▸ **RECORDS SUPPLIED**
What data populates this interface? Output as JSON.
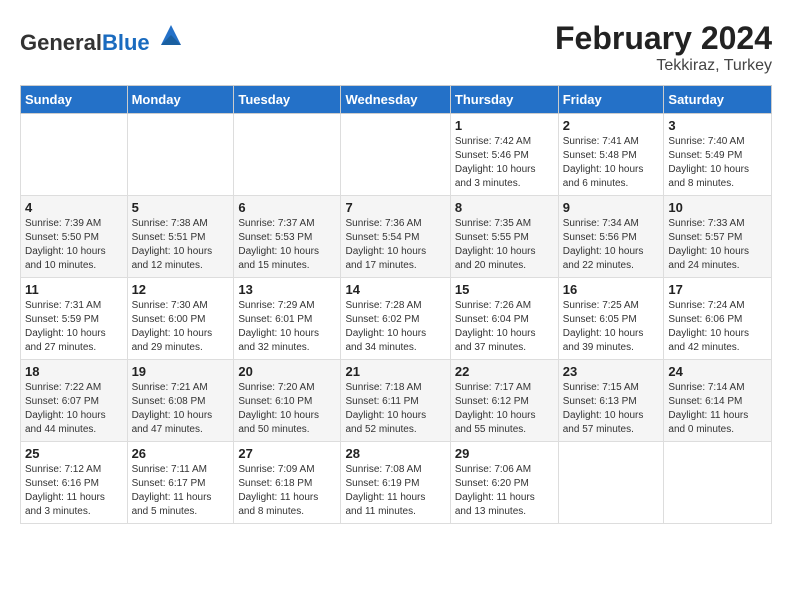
{
  "header": {
    "logo_general": "General",
    "logo_blue": "Blue",
    "month_year": "February 2024",
    "location": "Tekkiraz, Turkey"
  },
  "days_of_week": [
    "Sunday",
    "Monday",
    "Tuesday",
    "Wednesday",
    "Thursday",
    "Friday",
    "Saturday"
  ],
  "weeks": [
    [
      {
        "day": "",
        "info": ""
      },
      {
        "day": "",
        "info": ""
      },
      {
        "day": "",
        "info": ""
      },
      {
        "day": "",
        "info": ""
      },
      {
        "day": "1",
        "info": "Sunrise: 7:42 AM\nSunset: 5:46 PM\nDaylight: 10 hours\nand 3 minutes."
      },
      {
        "day": "2",
        "info": "Sunrise: 7:41 AM\nSunset: 5:48 PM\nDaylight: 10 hours\nand 6 minutes."
      },
      {
        "day": "3",
        "info": "Sunrise: 7:40 AM\nSunset: 5:49 PM\nDaylight: 10 hours\nand 8 minutes."
      }
    ],
    [
      {
        "day": "4",
        "info": "Sunrise: 7:39 AM\nSunset: 5:50 PM\nDaylight: 10 hours\nand 10 minutes."
      },
      {
        "day": "5",
        "info": "Sunrise: 7:38 AM\nSunset: 5:51 PM\nDaylight: 10 hours\nand 12 minutes."
      },
      {
        "day": "6",
        "info": "Sunrise: 7:37 AM\nSunset: 5:53 PM\nDaylight: 10 hours\nand 15 minutes."
      },
      {
        "day": "7",
        "info": "Sunrise: 7:36 AM\nSunset: 5:54 PM\nDaylight: 10 hours\nand 17 minutes."
      },
      {
        "day": "8",
        "info": "Sunrise: 7:35 AM\nSunset: 5:55 PM\nDaylight: 10 hours\nand 20 minutes."
      },
      {
        "day": "9",
        "info": "Sunrise: 7:34 AM\nSunset: 5:56 PM\nDaylight: 10 hours\nand 22 minutes."
      },
      {
        "day": "10",
        "info": "Sunrise: 7:33 AM\nSunset: 5:57 PM\nDaylight: 10 hours\nand 24 minutes."
      }
    ],
    [
      {
        "day": "11",
        "info": "Sunrise: 7:31 AM\nSunset: 5:59 PM\nDaylight: 10 hours\nand 27 minutes."
      },
      {
        "day": "12",
        "info": "Sunrise: 7:30 AM\nSunset: 6:00 PM\nDaylight: 10 hours\nand 29 minutes."
      },
      {
        "day": "13",
        "info": "Sunrise: 7:29 AM\nSunset: 6:01 PM\nDaylight: 10 hours\nand 32 minutes."
      },
      {
        "day": "14",
        "info": "Sunrise: 7:28 AM\nSunset: 6:02 PM\nDaylight: 10 hours\nand 34 minutes."
      },
      {
        "day": "15",
        "info": "Sunrise: 7:26 AM\nSunset: 6:04 PM\nDaylight: 10 hours\nand 37 minutes."
      },
      {
        "day": "16",
        "info": "Sunrise: 7:25 AM\nSunset: 6:05 PM\nDaylight: 10 hours\nand 39 minutes."
      },
      {
        "day": "17",
        "info": "Sunrise: 7:24 AM\nSunset: 6:06 PM\nDaylight: 10 hours\nand 42 minutes."
      }
    ],
    [
      {
        "day": "18",
        "info": "Sunrise: 7:22 AM\nSunset: 6:07 PM\nDaylight: 10 hours\nand 44 minutes."
      },
      {
        "day": "19",
        "info": "Sunrise: 7:21 AM\nSunset: 6:08 PM\nDaylight: 10 hours\nand 47 minutes."
      },
      {
        "day": "20",
        "info": "Sunrise: 7:20 AM\nSunset: 6:10 PM\nDaylight: 10 hours\nand 50 minutes."
      },
      {
        "day": "21",
        "info": "Sunrise: 7:18 AM\nSunset: 6:11 PM\nDaylight: 10 hours\nand 52 minutes."
      },
      {
        "day": "22",
        "info": "Sunrise: 7:17 AM\nSunset: 6:12 PM\nDaylight: 10 hours\nand 55 minutes."
      },
      {
        "day": "23",
        "info": "Sunrise: 7:15 AM\nSunset: 6:13 PM\nDaylight: 10 hours\nand 57 minutes."
      },
      {
        "day": "24",
        "info": "Sunrise: 7:14 AM\nSunset: 6:14 PM\nDaylight: 11 hours\nand 0 minutes."
      }
    ],
    [
      {
        "day": "25",
        "info": "Sunrise: 7:12 AM\nSunset: 6:16 PM\nDaylight: 11 hours\nand 3 minutes."
      },
      {
        "day": "26",
        "info": "Sunrise: 7:11 AM\nSunset: 6:17 PM\nDaylight: 11 hours\nand 5 minutes."
      },
      {
        "day": "27",
        "info": "Sunrise: 7:09 AM\nSunset: 6:18 PM\nDaylight: 11 hours\nand 8 minutes."
      },
      {
        "day": "28",
        "info": "Sunrise: 7:08 AM\nSunset: 6:19 PM\nDaylight: 11 hours\nand 11 minutes."
      },
      {
        "day": "29",
        "info": "Sunrise: 7:06 AM\nSunset: 6:20 PM\nDaylight: 11 hours\nand 13 minutes."
      },
      {
        "day": "",
        "info": ""
      },
      {
        "day": "",
        "info": ""
      }
    ]
  ]
}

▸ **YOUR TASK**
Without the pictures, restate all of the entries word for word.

▸ **RESPONSE FOR THIS EXERCISE**
What data populates this interface? Output as JSON.
{
  "header": {
    "logo_general": "General",
    "logo_blue": "Blue",
    "month_year": "February 2024",
    "location": "Tekkiraz, Turkey"
  },
  "days_of_week": [
    "Sunday",
    "Monday",
    "Tuesday",
    "Wednesday",
    "Thursday",
    "Friday",
    "Saturday"
  ],
  "weeks": [
    [
      {
        "day": "",
        "info": ""
      },
      {
        "day": "",
        "info": ""
      },
      {
        "day": "",
        "info": ""
      },
      {
        "day": "",
        "info": ""
      },
      {
        "day": "1",
        "info": "Sunrise: 7:42 AM\nSunset: 5:46 PM\nDaylight: 10 hours\nand 3 minutes."
      },
      {
        "day": "2",
        "info": "Sunrise: 7:41 AM\nSunset: 5:48 PM\nDaylight: 10 hours\nand 6 minutes."
      },
      {
        "day": "3",
        "info": "Sunrise: 7:40 AM\nSunset: 5:49 PM\nDaylight: 10 hours\nand 8 minutes."
      }
    ],
    [
      {
        "day": "4",
        "info": "Sunrise: 7:39 AM\nSunset: 5:50 PM\nDaylight: 10 hours\nand 10 minutes."
      },
      {
        "day": "5",
        "info": "Sunrise: 7:38 AM\nSunset: 5:51 PM\nDaylight: 10 hours\nand 12 minutes."
      },
      {
        "day": "6",
        "info": "Sunrise: 7:37 AM\nSunset: 5:53 PM\nDaylight: 10 hours\nand 15 minutes."
      },
      {
        "day": "7",
        "info": "Sunrise: 7:36 AM\nSunset: 5:54 PM\nDaylight: 10 hours\nand 17 minutes."
      },
      {
        "day": "8",
        "info": "Sunrise: 7:35 AM\nSunset: 5:55 PM\nDaylight: 10 hours\nand 20 minutes."
      },
      {
        "day": "9",
        "info": "Sunrise: 7:34 AM\nSunset: 5:56 PM\nDaylight: 10 hours\nand 22 minutes."
      },
      {
        "day": "10",
        "info": "Sunrise: 7:33 AM\nSunset: 5:57 PM\nDaylight: 10 hours\nand 24 minutes."
      }
    ],
    [
      {
        "day": "11",
        "info": "Sunrise: 7:31 AM\nSunset: 5:59 PM\nDaylight: 10 hours\nand 27 minutes."
      },
      {
        "day": "12",
        "info": "Sunrise: 7:30 AM\nSunset: 6:00 PM\nDaylight: 10 hours\nand 29 minutes."
      },
      {
        "day": "13",
        "info": "Sunrise: 7:29 AM\nSunset: 6:01 PM\nDaylight: 10 hours\nand 32 minutes."
      },
      {
        "day": "14",
        "info": "Sunrise: 7:28 AM\nSunset: 6:02 PM\nDaylight: 10 hours\nand 34 minutes."
      },
      {
        "day": "15",
        "info": "Sunrise: 7:26 AM\nSunset: 6:04 PM\nDaylight: 10 hours\nand 37 minutes."
      },
      {
        "day": "16",
        "info": "Sunrise: 7:25 AM\nSunset: 6:05 PM\nDaylight: 10 hours\nand 39 minutes."
      },
      {
        "day": "17",
        "info": "Sunrise: 7:24 AM\nSunset: 6:06 PM\nDaylight: 10 hours\nand 42 minutes."
      }
    ],
    [
      {
        "day": "18",
        "info": "Sunrise: 7:22 AM\nSunset: 6:07 PM\nDaylight: 10 hours\nand 44 minutes."
      },
      {
        "day": "19",
        "info": "Sunrise: 7:21 AM\nSunset: 6:08 PM\nDaylight: 10 hours\nand 47 minutes."
      },
      {
        "day": "20",
        "info": "Sunrise: 7:20 AM\nSunset: 6:10 PM\nDaylight: 10 hours\nand 50 minutes."
      },
      {
        "day": "21",
        "info": "Sunrise: 7:18 AM\nSunset: 6:11 PM\nDaylight: 10 hours\nand 52 minutes."
      },
      {
        "day": "22",
        "info": "Sunrise: 7:17 AM\nSunset: 6:12 PM\nDaylight: 10 hours\nand 55 minutes."
      },
      {
        "day": "23",
        "info": "Sunrise: 7:15 AM\nSunset: 6:13 PM\nDaylight: 10 hours\nand 57 minutes."
      },
      {
        "day": "24",
        "info": "Sunrise: 7:14 AM\nSunset: 6:14 PM\nDaylight: 11 hours\nand 0 minutes."
      }
    ],
    [
      {
        "day": "25",
        "info": "Sunrise: 7:12 AM\nSunset: 6:16 PM\nDaylight: 11 hours\nand 3 minutes."
      },
      {
        "day": "26",
        "info": "Sunrise: 7:11 AM\nSunset: 6:17 PM\nDaylight: 11 hours\nand 5 minutes."
      },
      {
        "day": "27",
        "info": "Sunrise: 7:09 AM\nSunset: 6:18 PM\nDaylight: 11 hours\nand 8 minutes."
      },
      {
        "day": "28",
        "info": "Sunrise: 7:08 AM\nSunset: 6:19 PM\nDaylight: 11 hours\nand 11 minutes."
      },
      {
        "day": "29",
        "info": "Sunrise: 7:06 AM\nSunset: 6:20 PM\nDaylight: 11 hours\nand 13 minutes."
      },
      {
        "day": "",
        "info": ""
      },
      {
        "day": "",
        "info": ""
      }
    ]
  ]
}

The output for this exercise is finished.